It is feared that the trend for 'selfies' is contributing to an increase in the number of people having plastic surgery as people are becoming more focused on their looks.
US surgeons have said that the tendency to examine our faced under the microscope of a camera lens as lead to more people choosing to go under the knife in a bid to improve their looks.
The American Academy of Facial Plastic and Reconstructive Surgery revealed that one third of its 2,700 members reported an increase in procedures last year as a result of pictures being taken on social media.
The organisation reported a 10% rise in nose jobs, a 7% increase in hair transplants and a 6% increase in eyelid surgery.
President of the AAFPRS, Dr Edward Farrior, said that selfies are encouraging young people to be more self-critical about their appearance than ever before.
"Social platforms like Instagram, Snapchat and the iPhone app Selfie.im, which are solely image based, force patients to hold a microscope up to their own image and often look at it with a more self-critical eye than ever before," he explained.
"These images are often the first impressions young people put out there to prospective friends, romantic interests and employers and our patients want to put their best face forward."

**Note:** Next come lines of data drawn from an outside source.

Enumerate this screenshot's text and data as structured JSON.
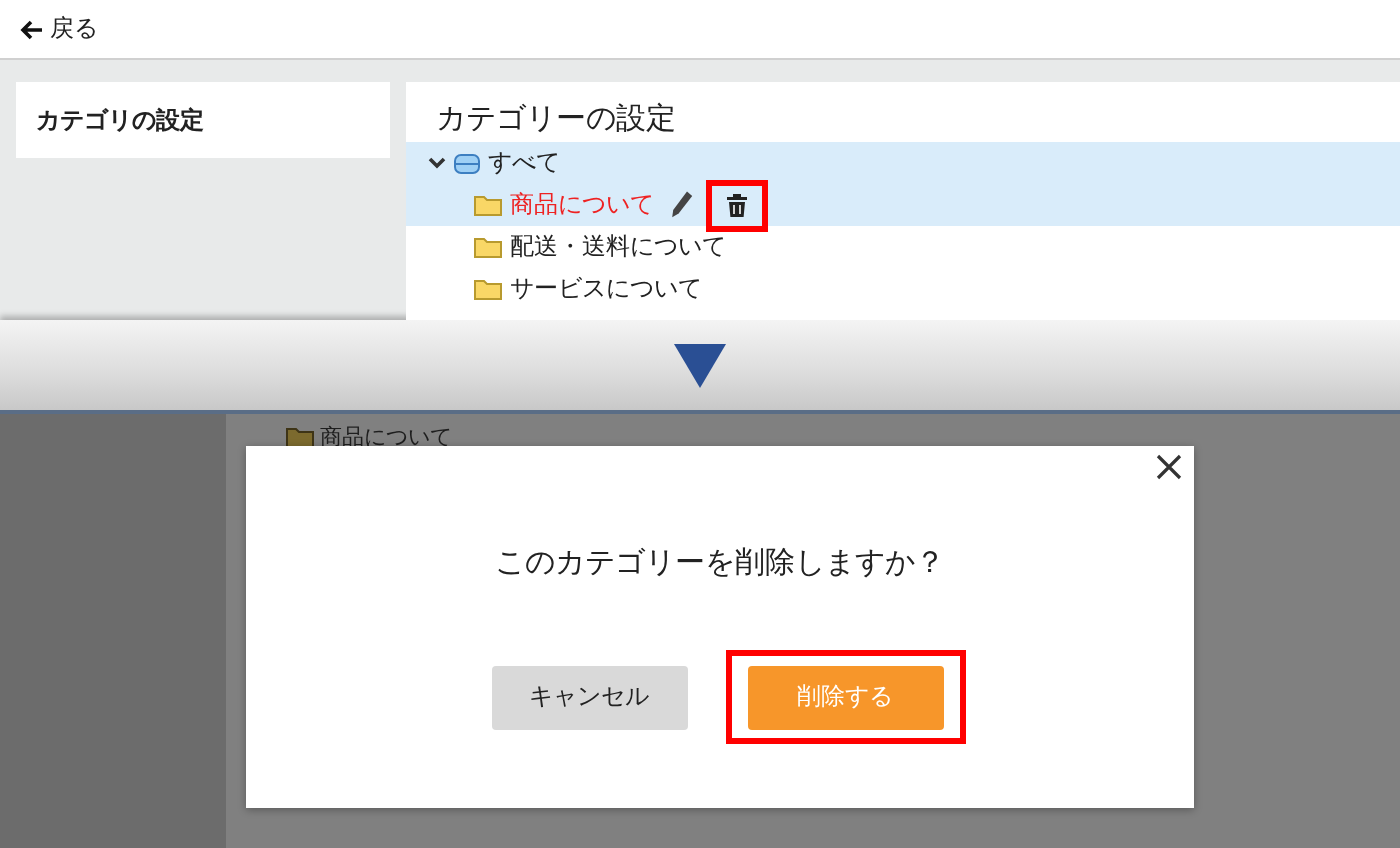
{
  "top_screen": {
    "back_link": "戻る",
    "sidebar": {
      "title": "カテゴリの設定"
    },
    "main": {
      "title": "カテゴリーの設定",
      "tree": [
        {
          "label": "すべて",
          "expanded": true,
          "selected": true,
          "children": [
            {
              "label": "商品について",
              "selected": false,
              "hovered": true,
              "delete_highlighted": true
            },
            {
              "label": "配送・送料について",
              "selected": false,
              "hovered": false
            },
            {
              "label": "サービスについて",
              "selected": false,
              "hovered": false
            }
          ]
        }
      ]
    }
  },
  "dialog_screen": {
    "background_item": "商品について",
    "dialog": {
      "message": "このカテゴリーを削除しますか？",
      "buttons": [
        {
          "label": "キャンセル",
          "kind": "cancel",
          "highlighted": false
        },
        {
          "label": "削除する",
          "kind": "confirm",
          "highlighted": true
        }
      ]
    }
  }
}
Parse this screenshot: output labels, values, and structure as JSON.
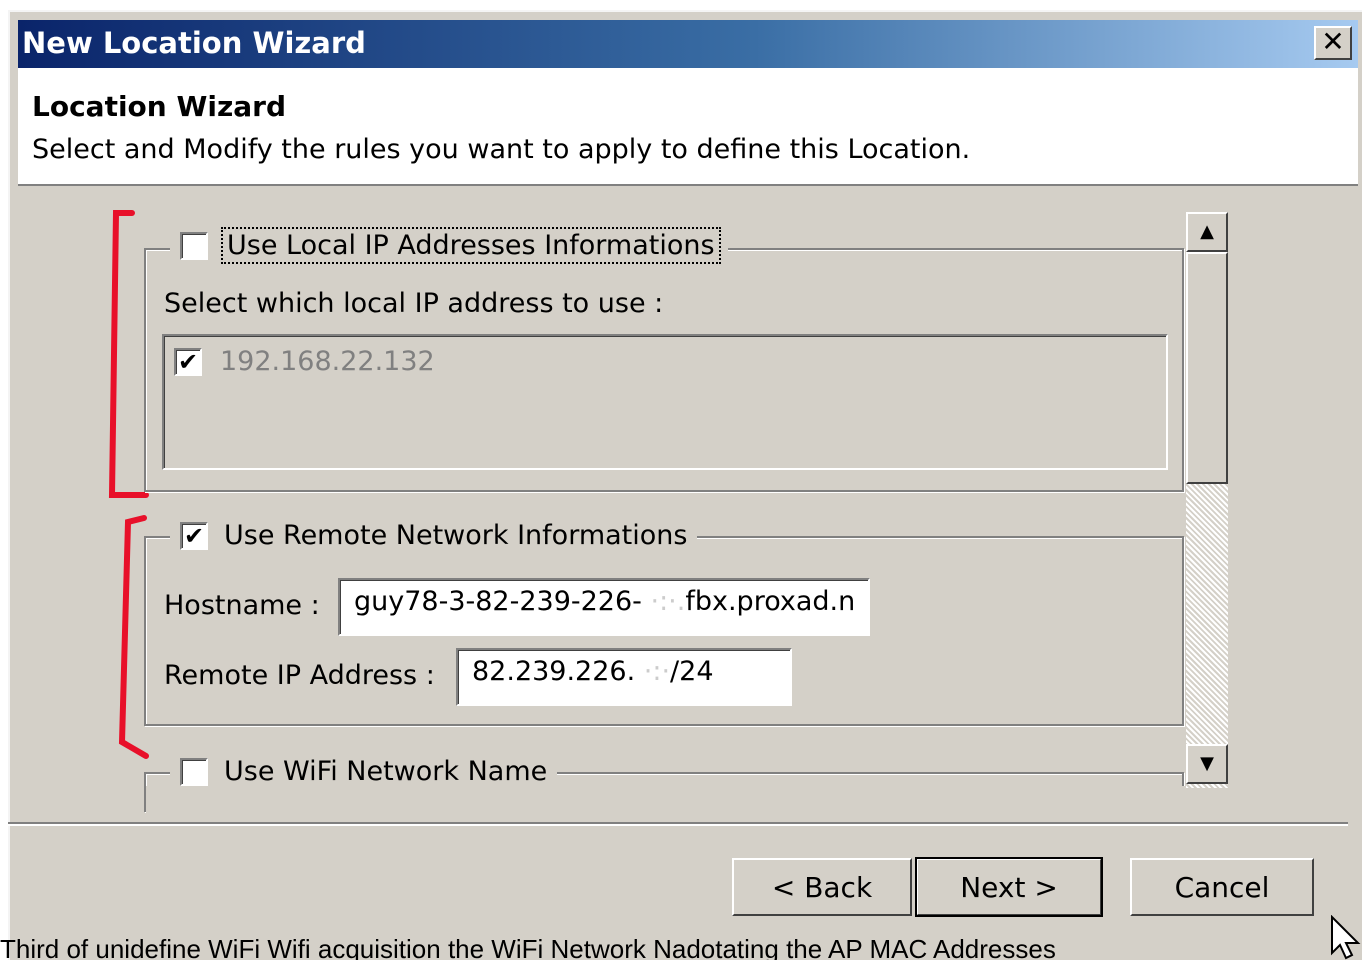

The trend has resulted plastic surgeons reporting a rise in cosmetic surgery among the under-30s, with women seeking operations for face lifts, nose jobs and Botox.
Britons now take 35 million selfies a month and more than half of adults have taken one, including 29 % of over 65s.
Celebrities such as Kim Kardashian, Miley Cyrus, Kelly Brook and Lindsay Lohan are all notorious for taking selfies.
A selfie taken at the Oscars by host Ellen Degeneres featuring a host of Hollywood A listers including Bradley Cooper Meryl Streep, Jennifer Lawrence, Brad Pitt and Kevin Spacey has became the most forwarded tweet of all time, recording over 3.5 million retweets.
The celebrity selfie has inspired many copycats with a Lego version, a Simpsons version and one of Bollywood's biggest stars Shah Rukh Khan appearing in a celebrity group photo.
A selfie by David Cameron on a phone call to Barack Obama was widely mocked inspiring spoof selfies.
Most recently, at the Prince's Trust Awards Joan Collins tried to persuade Prince Charles to join her and several British stars for a selfie, however the Prince declined.
The most controversial selfie was taken by the Danish Prime Minister Helle Thorning-Schmidt who took the snap on her camera phone with Barack Obama and David Cameron during the memorial event for Nelson Mandela.
Selfies have become such an intrinsic part of daily life that the word has been incorporated into the Oxford English Dictionary.